§ Brief:
Exact copies of all the records are to be printed.

§ Dataset records:
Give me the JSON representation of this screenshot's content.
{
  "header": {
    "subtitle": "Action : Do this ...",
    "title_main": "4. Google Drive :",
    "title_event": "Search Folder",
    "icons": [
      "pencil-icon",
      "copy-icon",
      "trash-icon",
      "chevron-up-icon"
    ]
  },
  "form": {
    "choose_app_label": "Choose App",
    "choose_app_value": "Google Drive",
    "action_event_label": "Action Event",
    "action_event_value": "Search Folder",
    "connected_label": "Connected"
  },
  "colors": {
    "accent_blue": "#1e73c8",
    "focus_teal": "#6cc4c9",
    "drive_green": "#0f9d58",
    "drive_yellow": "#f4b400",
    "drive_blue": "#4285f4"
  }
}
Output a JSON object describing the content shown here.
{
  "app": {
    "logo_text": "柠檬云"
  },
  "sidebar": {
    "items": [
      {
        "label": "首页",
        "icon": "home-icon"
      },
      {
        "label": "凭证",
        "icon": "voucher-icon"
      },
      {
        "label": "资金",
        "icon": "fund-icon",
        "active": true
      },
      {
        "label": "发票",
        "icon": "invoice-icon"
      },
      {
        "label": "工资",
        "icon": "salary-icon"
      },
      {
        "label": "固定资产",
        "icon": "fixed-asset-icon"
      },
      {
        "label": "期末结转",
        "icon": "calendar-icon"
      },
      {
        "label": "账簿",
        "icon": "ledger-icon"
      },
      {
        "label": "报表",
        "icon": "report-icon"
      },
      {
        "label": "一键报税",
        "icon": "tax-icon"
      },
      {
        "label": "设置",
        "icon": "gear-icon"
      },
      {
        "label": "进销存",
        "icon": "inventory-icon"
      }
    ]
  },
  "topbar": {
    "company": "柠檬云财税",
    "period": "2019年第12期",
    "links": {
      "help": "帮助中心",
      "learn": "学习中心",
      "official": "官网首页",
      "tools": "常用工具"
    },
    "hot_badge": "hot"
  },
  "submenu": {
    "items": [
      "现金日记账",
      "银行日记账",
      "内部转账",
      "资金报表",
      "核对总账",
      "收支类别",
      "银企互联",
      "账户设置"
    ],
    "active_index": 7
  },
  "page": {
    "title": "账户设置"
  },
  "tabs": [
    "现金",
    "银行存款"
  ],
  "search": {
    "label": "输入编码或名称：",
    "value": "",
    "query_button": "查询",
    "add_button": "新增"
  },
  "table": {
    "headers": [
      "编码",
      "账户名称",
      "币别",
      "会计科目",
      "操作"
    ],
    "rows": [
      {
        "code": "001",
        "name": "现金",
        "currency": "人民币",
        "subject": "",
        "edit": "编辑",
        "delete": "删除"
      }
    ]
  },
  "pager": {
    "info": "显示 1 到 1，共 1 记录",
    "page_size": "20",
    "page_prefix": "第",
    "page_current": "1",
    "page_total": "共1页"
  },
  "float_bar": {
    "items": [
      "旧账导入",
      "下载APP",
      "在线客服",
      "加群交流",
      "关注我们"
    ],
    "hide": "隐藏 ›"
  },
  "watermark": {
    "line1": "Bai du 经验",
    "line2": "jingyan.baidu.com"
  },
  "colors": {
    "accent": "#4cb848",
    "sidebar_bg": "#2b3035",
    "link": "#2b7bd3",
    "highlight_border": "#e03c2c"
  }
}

§ Result below:
Give me the JSON representation of this screenshot's content.
{
  "header": {
    "subtitle": "Action : Do this ...",
    "title_main": "4. Google Drive :",
    "title_event": "Search Folder",
    "icons": [
      "pencil-icon",
      "copy-icon",
      "trash-icon",
      "chevron-up-icon"
    ]
  },
  "form": {
    "choose_app_label": "Choose App",
    "choose_app_value": "Google Drive",
    "action_event_label": "Action Event",
    "action_event_value": "Search Folder",
    "connected_label": "Connected"
  },
  "colors": {
    "accent_blue": "#1e73c8",
    "focus_teal": "#6cc4c9",
    "drive_green": "#0f9d58",
    "drive_yellow": "#f4b400",
    "drive_blue": "#4285f4"
  }
}
Output a JSON object describing the content shown here.
{
  "app": {
    "logo_text": "柠檬云"
  },
  "sidebar": {
    "items": [
      {
        "label": "首页",
        "icon": "home-icon"
      },
      {
        "label": "凭证",
        "icon": "voucher-icon"
      },
      {
        "label": "资金",
        "icon": "fund-icon",
        "active": true
      },
      {
        "label": "发票",
        "icon": "invoice-icon"
      },
      {
        "label": "工资",
        "icon": "salary-icon"
      },
      {
        "label": "固定资产",
        "icon": "fixed-asset-icon"
      },
      {
        "label": "期末结转",
        "icon": "calendar-icon"
      },
      {
        "label": "账簿",
        "icon": "ledger-icon"
      },
      {
        "label": "报表",
        "icon": "report-icon"
      },
      {
        "label": "一键报税",
        "icon": "tax-icon"
      },
      {
        "label": "设置",
        "icon": "gear-icon"
      },
      {
        "label": "进销存",
        "icon": "inventory-icon"
      }
    ]
  },
  "topbar": {
    "company": "柠檬云财税",
    "period": "2019年第12期",
    "links": {
      "help": "帮助中心",
      "learn": "学习中心",
      "official": "官网首页",
      "tools": "常用工具"
    },
    "hot_badge": "hot"
  },
  "submenu": {
    "items": [
      "现金日记账",
      "银行日记账",
      "内部转账",
      "资金报表",
      "核对总账",
      "收支类别",
      "银企互联",
      "账户设置"
    ],
    "active_index": 7
  },
  "page": {
    "title": "账户设置"
  },
  "tabs": [
    "现金",
    "银行存款"
  ],
  "search": {
    "label": "输入编码或名称：",
    "value": "",
    "query_button": "查询",
    "add_button": "新增"
  },
  "table": {
    "headers": [
      "编码",
      "账户名称",
      "币别",
      "会计科目",
      "操作"
    ],
    "rows": [
      {
        "code": "001",
        "name": "现金",
        "currency": "人民币",
        "subject": "",
        "edit": "编辑",
        "delete": "删除"
      }
    ]
  },
  "pager": {
    "info": "显示 1 到 1，共 1 记录",
    "page_size": "20",
    "page_prefix": "第",
    "page_current": "1",
    "page_total": "共1页"
  },
  "float_bar": {
    "items": [
      "旧账导入",
      "下载APP",
      "在线客服",
      "加群交流",
      "关注我们"
    ],
    "hide": "隐藏 ›"
  },
  "watermark": {
    "line1": "Bai du 经验",
    "line2": "jingyan.baidu.com"
  },
  "colors": {
    "accent": "#4cb848",
    "sidebar_bg": "#2b3035",
    "link": "#2b7bd3",
    "highlight_border": "#e03c2c"
  }
}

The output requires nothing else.